The Lord’s Prayer…prayed three times daily.
Wow, I wonder how a morning, noon, and evening recitation of the Lord’s famous prayer might reorient and inform our world?
Let’s try it.
Let’s engage in a one-week experiment, wherein we pray this prayer morning, noon, and night, and then examine the corresponding results. If we really try it and center ourselves on the Lord’s Prayer, I suspect that our one-week test run will yield some powerful results:
- We will care more about God’s Kingdom
- We will be more submitted to His will
- We will more readily behold His provision
- Forgiveness will be our native language
- And spiritual victory will be our portion
Ultimately, I suspect that our one-week of daily prayer will turn into a praying life.
Are you in? :)

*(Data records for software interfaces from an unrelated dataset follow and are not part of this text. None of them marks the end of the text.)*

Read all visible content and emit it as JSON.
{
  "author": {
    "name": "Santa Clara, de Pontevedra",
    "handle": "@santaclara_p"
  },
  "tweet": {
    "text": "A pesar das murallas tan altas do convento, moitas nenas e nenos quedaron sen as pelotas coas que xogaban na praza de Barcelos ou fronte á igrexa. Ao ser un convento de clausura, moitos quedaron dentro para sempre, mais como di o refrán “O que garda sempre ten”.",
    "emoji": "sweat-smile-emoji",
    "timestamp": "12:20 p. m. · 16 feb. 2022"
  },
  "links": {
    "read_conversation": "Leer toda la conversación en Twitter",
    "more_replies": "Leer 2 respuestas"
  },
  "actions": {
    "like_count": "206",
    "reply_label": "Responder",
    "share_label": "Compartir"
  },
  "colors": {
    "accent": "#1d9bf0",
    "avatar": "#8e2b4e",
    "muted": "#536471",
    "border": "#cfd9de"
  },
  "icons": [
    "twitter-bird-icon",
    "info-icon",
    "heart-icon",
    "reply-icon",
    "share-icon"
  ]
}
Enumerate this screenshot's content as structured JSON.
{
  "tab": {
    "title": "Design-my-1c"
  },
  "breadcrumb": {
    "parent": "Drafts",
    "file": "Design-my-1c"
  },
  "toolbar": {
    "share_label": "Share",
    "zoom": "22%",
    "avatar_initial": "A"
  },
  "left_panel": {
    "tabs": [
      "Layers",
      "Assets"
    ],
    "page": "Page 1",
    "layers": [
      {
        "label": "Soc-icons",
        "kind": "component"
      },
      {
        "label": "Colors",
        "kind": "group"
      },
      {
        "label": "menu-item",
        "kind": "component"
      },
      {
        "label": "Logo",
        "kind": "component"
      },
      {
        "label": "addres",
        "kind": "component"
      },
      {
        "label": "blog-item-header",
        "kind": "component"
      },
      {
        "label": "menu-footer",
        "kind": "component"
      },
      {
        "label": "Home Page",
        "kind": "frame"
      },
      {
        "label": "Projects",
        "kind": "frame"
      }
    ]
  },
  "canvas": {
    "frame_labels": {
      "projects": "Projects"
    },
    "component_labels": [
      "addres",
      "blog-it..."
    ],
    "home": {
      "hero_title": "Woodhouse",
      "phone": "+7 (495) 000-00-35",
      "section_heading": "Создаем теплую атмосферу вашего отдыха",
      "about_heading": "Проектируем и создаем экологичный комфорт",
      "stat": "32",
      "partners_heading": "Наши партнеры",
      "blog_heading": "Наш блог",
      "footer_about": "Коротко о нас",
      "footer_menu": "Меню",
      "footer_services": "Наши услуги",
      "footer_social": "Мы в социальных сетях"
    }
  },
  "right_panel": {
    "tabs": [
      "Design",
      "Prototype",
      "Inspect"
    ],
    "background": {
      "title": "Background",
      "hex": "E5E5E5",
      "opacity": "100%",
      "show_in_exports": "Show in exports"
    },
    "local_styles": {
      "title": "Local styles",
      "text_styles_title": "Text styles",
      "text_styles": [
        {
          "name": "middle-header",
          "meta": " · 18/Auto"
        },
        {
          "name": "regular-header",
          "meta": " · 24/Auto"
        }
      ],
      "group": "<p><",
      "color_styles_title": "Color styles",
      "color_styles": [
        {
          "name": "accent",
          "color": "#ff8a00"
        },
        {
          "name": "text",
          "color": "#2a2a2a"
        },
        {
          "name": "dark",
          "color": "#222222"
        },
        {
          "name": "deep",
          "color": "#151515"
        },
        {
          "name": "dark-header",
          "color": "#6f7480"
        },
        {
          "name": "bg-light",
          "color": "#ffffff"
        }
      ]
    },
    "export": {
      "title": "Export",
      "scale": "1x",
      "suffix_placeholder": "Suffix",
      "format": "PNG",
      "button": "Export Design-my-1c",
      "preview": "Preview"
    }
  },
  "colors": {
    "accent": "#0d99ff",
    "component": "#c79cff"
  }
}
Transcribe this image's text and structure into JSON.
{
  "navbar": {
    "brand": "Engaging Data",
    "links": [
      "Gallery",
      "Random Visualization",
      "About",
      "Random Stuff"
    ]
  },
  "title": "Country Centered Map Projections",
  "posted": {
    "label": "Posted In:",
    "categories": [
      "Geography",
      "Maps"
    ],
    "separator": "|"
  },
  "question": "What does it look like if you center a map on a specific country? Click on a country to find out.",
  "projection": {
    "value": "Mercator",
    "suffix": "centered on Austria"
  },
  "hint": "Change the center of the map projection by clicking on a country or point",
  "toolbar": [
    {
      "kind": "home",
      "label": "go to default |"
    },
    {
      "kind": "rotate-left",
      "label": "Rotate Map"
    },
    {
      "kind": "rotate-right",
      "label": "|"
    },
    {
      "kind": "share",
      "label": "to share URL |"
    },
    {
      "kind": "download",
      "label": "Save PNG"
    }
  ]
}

Recently, Amber and I got tied up over a misunderstanding. We were equally wrong but she apologized first (note to self: be the bigger man since I am the bigger man). The instant she apologized to me, my frustrations began to dissipate and my heart began swelling with an overwhelming amount of love for her. As I analyzed the moment and my corresponding emotions, another thought darted cross-current into my consciousness: “I wonder if this is what God feels when we repent to Him?” And then that thought was immediately followed by: “Yes, except that God’s love is connected to infinity.”
I can’t really get my head around infinity, but it sure sounds like a lot.
I kept thinking about this all throughout the day, and I remembered an obscure mythology story wherein the Norse god, Thor, was challenged by the Ogre King to drink all of the ale from his drinking horn. When Thor brought the horn to his lips, convinced that he could easily drain its contents, the Ogre King slipped the end of the horn into the ocean. Although Thor’s draught was impressive and the oceans of the world receded a little from all their beaches, no one can swallow the whole ocean, and so Thor was thus humiliated.
I know, it’s a weird story for illustrating God’s love for us. Except that it isn’t. It’s actually a great picture of how God’s love is drawn from an endless supply. Like the ocean that could not be swallowed, God’s love for you and me is of a deep, abounding, infinite level.
King David said it this way, “For as high as the heavens are above the earth, so great is His love for those who fear Him” (Psalm 103:11).
He loves you! Not with a love that ebbs and flows, but with a commitment that is deeper than the deepest waters of the sea.
Know you are loved today!